Last summer she was an unemployed mother of two schoolgirls and a husband with special needs. Today she expands her tailoring business, employs girls at neighborhood, and passes her tailoring skills to daughters. Sadorat Alimurodova, 42, does not stop thanking IOM for a revolution she had in her life, when received tailoring equipment in September 2018 and started doing what she knows best and loves best – sewing beautiful ladies’ dresses.
Sadorat first went to Russia in 2012, when her husband returned from there with a broken leg and could not work anymore and feed the family. She found a job of a cleaner at a fitness-club in Moscow, where used to receive $600 a month. Since then, Sadorat divided her time between seasonal labour migration to Russia and home, using her savings for weddings of her two eldest daughters. This life could keep continued if she was not caught by police for violation of migration rules in 2017 and banned to re-enter Russia. Russian migration legislation is frequently criticized by experts for harsh rules, which results in hundreds of thousands migrant workers getting re-entry ban.

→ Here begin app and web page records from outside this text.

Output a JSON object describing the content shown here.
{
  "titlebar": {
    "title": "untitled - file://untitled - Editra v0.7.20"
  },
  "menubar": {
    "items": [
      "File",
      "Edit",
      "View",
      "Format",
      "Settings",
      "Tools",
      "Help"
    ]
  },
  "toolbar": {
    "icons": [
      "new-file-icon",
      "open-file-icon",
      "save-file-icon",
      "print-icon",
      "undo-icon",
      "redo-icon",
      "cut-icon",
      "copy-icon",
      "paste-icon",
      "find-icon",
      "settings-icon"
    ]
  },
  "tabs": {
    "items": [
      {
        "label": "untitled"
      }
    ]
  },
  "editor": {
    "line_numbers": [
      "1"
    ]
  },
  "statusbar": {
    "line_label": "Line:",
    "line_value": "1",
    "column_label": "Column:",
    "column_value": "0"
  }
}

Sadorat recalls: “I returned home, but could not stay here jobless. I have two other younger daughters and needed to think of them. I was so desperate that was seeking for any opportunity to go back to Russia, even illegal one by changing my name and surname. But I heard of a local organization, which supports small start-ups. I went to this organization”.
Ms. Mehrinisso Babalova, director of a local civil society organization “Chashma”, IOM partner in southern districts of Tajikistan, explains why Sadorat was chosen: “We found her very smart and we believed in her that she will achieve a success and can expand her business and be sustainable. She said, she knows sewing very well and we gave her several sewing machines and equipment bought by IOM within a USAID-funded project”.
Sadorat well knows the tailoring: “I used to learn tailoring at school and wanted to study it at a college, but the civil war broke my plans. I got married and would only sometimes sew for family and neighbors using an old sewing machine, a wedding gift of my mom. I killed my dream of a professional sewer in my heart”.
This last sentence of her explains why Sadorat calls the moment she received several sewing equipment a turning point in her life. Dream of her youth revived. Now she has another important point to add. Her children! She says: “I did not see much of my two eldest daughters growing to young ladies, but just worked hard to make enough money for their wedding. I wanted to be by my youngest daughters and be that mother, who not only earns money for them, but also sits next to them, tells them about the life, listens to their hearts and stories, and prepares them for the life”.
In addition to participation at upbringing of her daughters, Sadorat sends them to school paying for clothes and books, teaches them how to sew, and sends them to extra embroidery classes. She has already built an additional room attached to her house to place her machines and bought some more sewing machines. She employs girls from her neighborhood, plans additional expansion of business, and complains of power sometimes going away and postponing her plans. Despite of that, Sadorat is full of optimism:
“I am happy. I can afford now to send my husband for treatment to Dushanbe (capital city), and to take care of my daughters and educate them without having to leave my own house. Now I make almost the same amount I would make in Russia after paying for expensive rent and food and monthly work authorization. I don’t want to return to Russia. I don’t need it anymore, if this job will go as well as it is now. And I will do everything I can to make this job to go as well as it goes now!”